Advent 2015 – Day 18 – The Secret to Finding Joy

adventcandlesweek3“Love the Lord your God with all your heart and with all your soul and with all your mind.  This is the first and greatest commandment.  And the second is like it: ‘Love your neighbor like yourself.’”  Matthew 22:37-39

What is the secret to finding joy?  The answer is in the word itself.

JJesus

OOthers

YYourself

It is the perfect accompaniment to Matthew 22:37-39 and it is the truest path to real joy.

To love God is the highest joy we can have.  To love Him with all your heart and soul and mind is to love Him with your entire being.  The heart—kardia—is the seat of emotional thinking, it is the place from which our truest self emanates.  When the Bible expresses the character of a person it describes the condition of his heart: “His heart was righteous; His heart was evil.”  The mind—duaboia—is the seat of conscious thinking, where we process information, establish our understanding, and, most telling of all—make choices.  When we say “My heart is set on” a certain thing, what we are really saying is “I’ve made a choice and directed my heart toward this thing.”  The mind and heart are inter-connected.  When we talk about our soul—our psyche—we are speaking of the part of us that is immaterial and eternal – the part that God placed in us when He made us in His image.  Interestingly, the root word for soul is psycho, which means to grow cold.  A healthy psyche is a soul that burns with a passionate love for God.

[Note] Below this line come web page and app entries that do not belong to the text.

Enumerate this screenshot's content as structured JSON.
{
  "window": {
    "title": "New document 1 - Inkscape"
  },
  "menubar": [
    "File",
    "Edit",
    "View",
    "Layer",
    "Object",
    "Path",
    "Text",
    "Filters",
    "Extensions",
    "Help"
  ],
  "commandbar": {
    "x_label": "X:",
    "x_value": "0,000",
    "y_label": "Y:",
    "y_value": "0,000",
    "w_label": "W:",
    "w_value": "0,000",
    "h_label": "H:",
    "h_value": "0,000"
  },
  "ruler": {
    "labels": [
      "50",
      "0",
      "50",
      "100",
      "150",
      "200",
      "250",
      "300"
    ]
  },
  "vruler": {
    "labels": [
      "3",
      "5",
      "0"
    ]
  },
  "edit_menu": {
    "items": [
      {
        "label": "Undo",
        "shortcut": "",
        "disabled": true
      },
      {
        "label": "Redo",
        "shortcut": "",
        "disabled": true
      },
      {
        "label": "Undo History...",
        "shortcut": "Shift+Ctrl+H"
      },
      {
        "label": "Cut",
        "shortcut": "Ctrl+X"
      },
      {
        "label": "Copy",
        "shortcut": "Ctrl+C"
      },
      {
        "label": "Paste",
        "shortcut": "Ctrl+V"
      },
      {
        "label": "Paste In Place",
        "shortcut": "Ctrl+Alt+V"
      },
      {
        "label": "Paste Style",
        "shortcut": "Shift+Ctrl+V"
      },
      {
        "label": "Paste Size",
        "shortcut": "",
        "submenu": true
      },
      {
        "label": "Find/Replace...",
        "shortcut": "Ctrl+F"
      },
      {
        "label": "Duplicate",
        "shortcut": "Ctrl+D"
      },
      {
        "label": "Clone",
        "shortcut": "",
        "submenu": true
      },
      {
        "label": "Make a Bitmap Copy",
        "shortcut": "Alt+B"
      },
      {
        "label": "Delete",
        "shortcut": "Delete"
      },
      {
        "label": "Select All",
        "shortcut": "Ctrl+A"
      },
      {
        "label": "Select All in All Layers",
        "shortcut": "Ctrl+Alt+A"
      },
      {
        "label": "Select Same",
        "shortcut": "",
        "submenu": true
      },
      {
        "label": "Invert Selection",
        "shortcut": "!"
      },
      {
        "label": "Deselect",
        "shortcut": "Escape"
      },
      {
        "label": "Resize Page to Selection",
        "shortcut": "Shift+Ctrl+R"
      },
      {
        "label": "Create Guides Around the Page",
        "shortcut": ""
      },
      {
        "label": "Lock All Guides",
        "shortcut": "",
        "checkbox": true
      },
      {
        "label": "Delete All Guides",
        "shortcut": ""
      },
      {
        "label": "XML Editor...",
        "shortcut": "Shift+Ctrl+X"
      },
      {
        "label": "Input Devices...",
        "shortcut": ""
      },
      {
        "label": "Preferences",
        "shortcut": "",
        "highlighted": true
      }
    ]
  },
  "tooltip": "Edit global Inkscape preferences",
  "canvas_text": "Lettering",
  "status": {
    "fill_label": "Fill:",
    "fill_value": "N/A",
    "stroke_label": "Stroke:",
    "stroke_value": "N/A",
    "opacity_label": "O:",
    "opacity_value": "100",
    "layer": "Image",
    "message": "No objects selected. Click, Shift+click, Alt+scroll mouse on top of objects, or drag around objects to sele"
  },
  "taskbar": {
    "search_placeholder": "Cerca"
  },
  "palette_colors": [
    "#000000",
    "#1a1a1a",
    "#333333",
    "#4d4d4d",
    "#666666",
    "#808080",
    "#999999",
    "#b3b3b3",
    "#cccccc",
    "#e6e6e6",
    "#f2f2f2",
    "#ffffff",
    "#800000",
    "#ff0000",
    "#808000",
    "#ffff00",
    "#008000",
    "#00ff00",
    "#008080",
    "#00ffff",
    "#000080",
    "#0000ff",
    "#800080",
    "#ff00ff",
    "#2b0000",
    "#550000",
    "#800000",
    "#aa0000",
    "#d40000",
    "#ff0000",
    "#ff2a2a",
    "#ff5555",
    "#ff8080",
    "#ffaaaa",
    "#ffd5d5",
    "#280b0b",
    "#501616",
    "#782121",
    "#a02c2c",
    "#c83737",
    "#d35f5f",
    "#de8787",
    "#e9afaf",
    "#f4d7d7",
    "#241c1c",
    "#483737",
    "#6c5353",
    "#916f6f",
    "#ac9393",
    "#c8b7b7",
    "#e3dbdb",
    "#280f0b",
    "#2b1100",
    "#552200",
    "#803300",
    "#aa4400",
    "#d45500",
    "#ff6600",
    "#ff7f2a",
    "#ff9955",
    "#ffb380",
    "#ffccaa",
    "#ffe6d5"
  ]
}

As we love God in this all-consuming way, we cannot help but love others.  Such love overflows from our heart and touches others around us, our families, coworkers, friends, even people you don’t even know can be touched by the love that springs from a heart in love with God.  You won’t have to force yourself to love them, it is a natural response when God is the greatest love of your life.

The Lord doesn’t want you to neglect love for yourself.  God loves you, that’s reason enough to love and care for yourself.  Be kind to the one that Jesus loves.  Be kind to you.

Joy is not hard to find, it is as simple as loving—Jesus—Others—and Yourself.

Of Love and Praise

“I love You, O Lord, my strength.” Psalm 18:1

What words do you most enjoy hearing? If you are like me, “I love you.” is at the top of the list. Those three little words are comforting and powerful. They can soothe a crying child, bring light to a young lady’s eyes, and tears to the face of the strongest man.

God also enjoys hearing us express our love to Him. In Psalm 18, David is rejoicing at the defeat of Israel’s enemy, Goliath, and He knows the source of his victory is the Lord.
He offers Him a prayer of praise, and begins with the most important words we can say to God, “I love You, O Lord.” In the Bible, almost all prayers recorded begin with praise. And rightly so, for no one is more worthy of our praise than God. Expressing our love for God is the highest form of praise.

In our busy, fast-paced society, we are continually urged to “get to the point” and not waste time on pleasantries. But prayer is a different kind of communication and praise is an important part of the conversation. Praise should never be thought of as “buttering God up” so He will answer our requests; but should always come from a genuine heart of awe and appreciation for who God is.

David had the right perspective and offered God the adoration of his love. Have you told God you love Him today?

I love You, Lord. You are worthy of all my love and praise. Please help me to tell You every day how much You mean to me. Amen.